At this time ep decided to take a step back from organizing. We wanted to reflect on the past year, do some readings on questions that arouse, and think about what kind of organizing we want to do in the future.

One of the things we are reflecting on is how we functioned as a cadre organization. Because of a high level of activity and theoretical development that took place, ep has been a space where many militants, including myself, have been developed. But since the members of ep functioned like full-time organizers, this would set a standard for the newer people joining and if they couldn’t function at such high capacity due to time or whatever, they would feel like they weren’t doing enough and drop out of the group.

Along with that we had closed meetings that were held off campus. We did this to hold each other accountable and to avoid people proposing things without seeing them through.

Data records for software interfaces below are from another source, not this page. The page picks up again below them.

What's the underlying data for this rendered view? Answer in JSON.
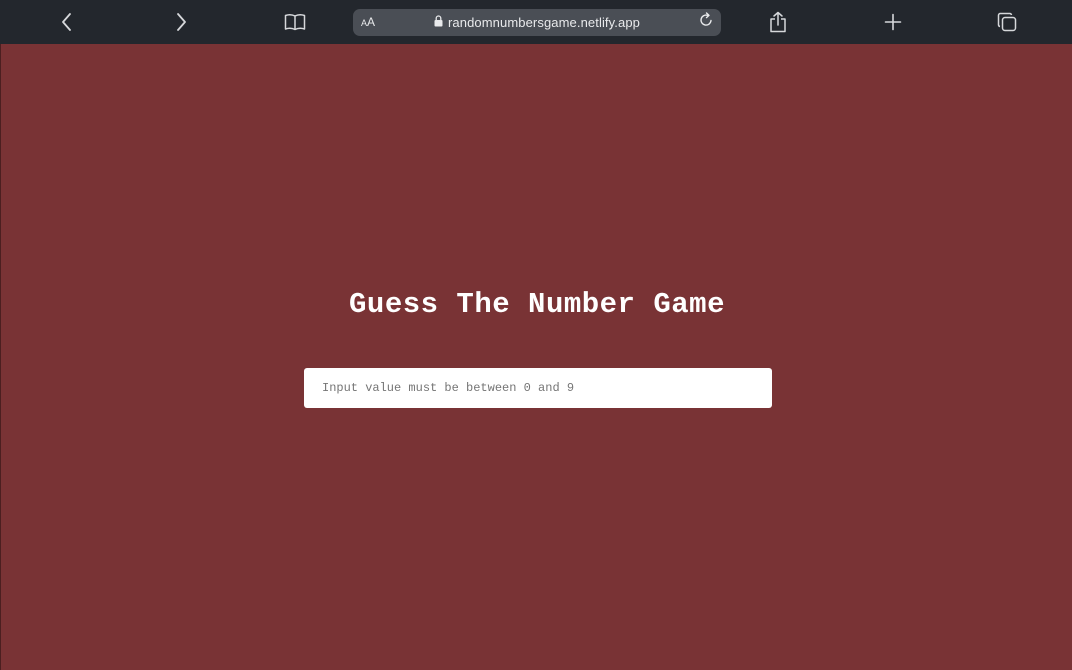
{
  "browser": {
    "url": "randomnumbersgame.netlify.app",
    "aa_label_small": "A",
    "aa_label_large": "A",
    "icons": {
      "back": "chevron-left-icon",
      "forward": "chevron-right-icon",
      "bookmarks": "book-icon",
      "secure": "lock-icon",
      "reload": "reload-icon",
      "share": "share-icon",
      "new_tab": "plus-icon",
      "tabs": "tabs-icon"
    },
    "toolbar_color": "#23272d"
  },
  "page": {
    "background_color": "#793335",
    "title": "Guess The Number Game",
    "input": {
      "value": "",
      "placeholder": "Input value must be between 0 and 9"
    }
  }
}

The downside was we weren’t available to students and other people who may have been interested in organizing or talking about what was going on with the cuts.

Another thing that we are reflecting on is building majority women, people of color, and largely queer organization, which ep has been since the beginning. For me this has meant I have been prioritized as a woman of color militant whose own experiences and perspectives are not just valid, but seen as places of struggle. ep sees the development of poc and women as extremely important because we know it’s necessary for us to fight for our own freedom and that historically when white males have led movements it has meant silencing the demands of women and poc.

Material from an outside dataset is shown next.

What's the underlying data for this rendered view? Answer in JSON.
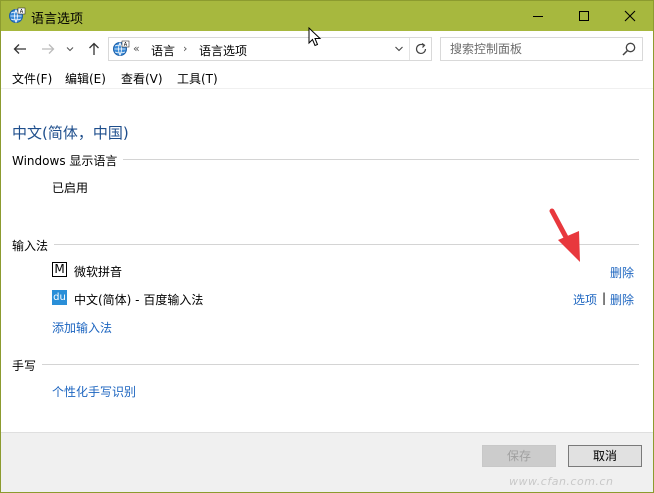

And while we have a general understanding of why this composition is important, and we have anti-patriarchal politics, we didn’t have a shared understanding of patriarchy.
Part of this was seen when there were differences in an understanding on what patriarchal behavior is, what the difference is between gendered and patriarchal behavior, and how we respond to these behaviors when they do come up, including the pedagogy in dealing with it.

We also lacked cohesion when dealing with white straight males which has led to Iess development of relationships, an informal practice of not flyering to them, and not knowing how to orient to them when they come around.

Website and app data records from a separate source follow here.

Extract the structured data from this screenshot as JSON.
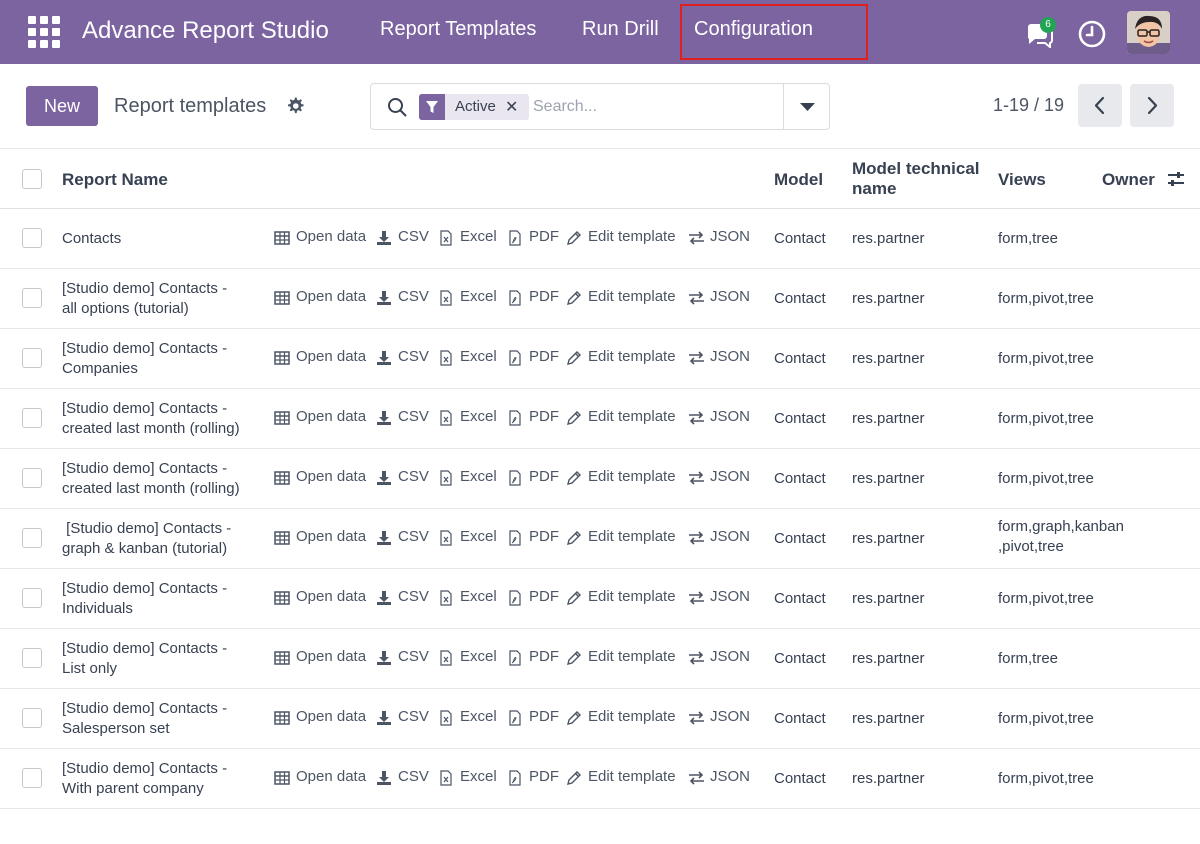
{
  "navbar": {
    "brand": "Advance Report Studio",
    "menu": [
      "Report Templates",
      "Run Drill",
      "Configuration"
    ],
    "chat_count": "6",
    "accent": "#7b64a0",
    "icons": [
      "apps-grid-icon",
      "chat-icon",
      "clock-icon",
      "avatar"
    ]
  },
  "control": {
    "new_label": "New",
    "breadcrumb": "Report templates",
    "facet_label": "Active",
    "facet_close": "✕",
    "search_placeholder": "Search...",
    "pager": "1-19 / 19"
  },
  "table": {
    "headers": {
      "name": "Report Name",
      "model": "Model",
      "model_tech_1": "Model technical",
      "model_tech_2": "name",
      "views": "Views",
      "owner": "Owner"
    },
    "actions": [
      "Open data",
      "CSV",
      "Excel",
      "PDF",
      "Edit template",
      "JSON"
    ],
    "rows": [
      {
        "name1": "Contacts",
        "name2": "",
        "model": "Contact",
        "tech": "res.partner",
        "views1": "form,tree",
        "views2": ""
      },
      {
        "name1": "[Studio demo] Contacts -",
        "name2": "all options (tutorial)",
        "model": "Contact",
        "tech": "res.partner",
        "views1": "form,pivot,tree",
        "views2": ""
      },
      {
        "name1": "[Studio demo] Contacts -",
        "name2": "Companies",
        "model": "Contact",
        "tech": "res.partner",
        "views1": "form,pivot,tree",
        "views2": ""
      },
      {
        "name1": "[Studio demo] Contacts -",
        "name2": "created last month (rolling)",
        "model": "Contact",
        "tech": "res.partner",
        "views1": "form,pivot,tree",
        "views2": ""
      },
      {
        "name1": "[Studio demo] Contacts -",
        "name2": "created last month (rolling)",
        "model": "Contact",
        "tech": "res.partner",
        "views1": "form,pivot,tree",
        "views2": ""
      },
      {
        "name1": " [Studio demo] Contacts -",
        "name2": "graph & kanban (tutorial)",
        "model": "Contact",
        "tech": "res.partner",
        "views1": "form,graph,kanban",
        "views2": ",pivot,tree"
      },
      {
        "name1": "[Studio demo] Contacts -",
        "name2": "Individuals",
        "model": "Contact",
        "tech": "res.partner",
        "views1": "form,pivot,tree",
        "views2": ""
      },
      {
        "name1": "[Studio demo] Contacts -",
        "name2": "List only",
        "model": "Contact",
        "tech": "res.partner",
        "views1": "form,tree",
        "views2": ""
      },
      {
        "name1": "[Studio demo] Contacts -",
        "name2": "Salesperson set",
        "model": "Contact",
        "tech": "res.partner",
        "views1": "form,pivot,tree",
        "views2": ""
      },
      {
        "name1": "[Studio demo] Contacts -",
        "name2": "With parent company",
        "model": "Contact",
        "tech": "res.partner",
        "views1": "form,pivot,tree",
        "views2": ""
      }
    ]
  }
}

Finally, we had the experience of having a mother and daughter in the group. Initially when thinking about childcare it was as a way to allow the mother to participate in political work. But soon we began to think of the childcare as political work itself, instead of as a means to allow political work to happen. For example Graciela would attended meetings, coming to events, anything that she would attend, and all of us were developing a relationship with her as well as participating in the childcare.


So as of now it is unclear what the future of ella pelea is. Many members are already involved in other organizing projects, such as the Queer Theory Study Group which was started by a few members and recently has taken on a life of its own as some non-ep members who have been participating in the group are now taking up organizing the readings, facilitating discussions, and doing outreach for the group. There seems to be a lot of potential for this group to begin to organize in the future.

I am involved with working with previously incarcerated youth and trying to build some kind of organizing project with them.

Other folks are discussing starting a solidarity network here in Austin.

The reflection process is still happening because of different tensions and conversations that are being had, but in thinking about moving forward with any kind of organizing projects we feel it is important to draw lessons from the positives and negatives of cadre type organizations, what patriarchal or gendered behavior is and how to deal with is, and the question on how to prioritize women and poc without neglecting white dudes who are interested in organizing as well.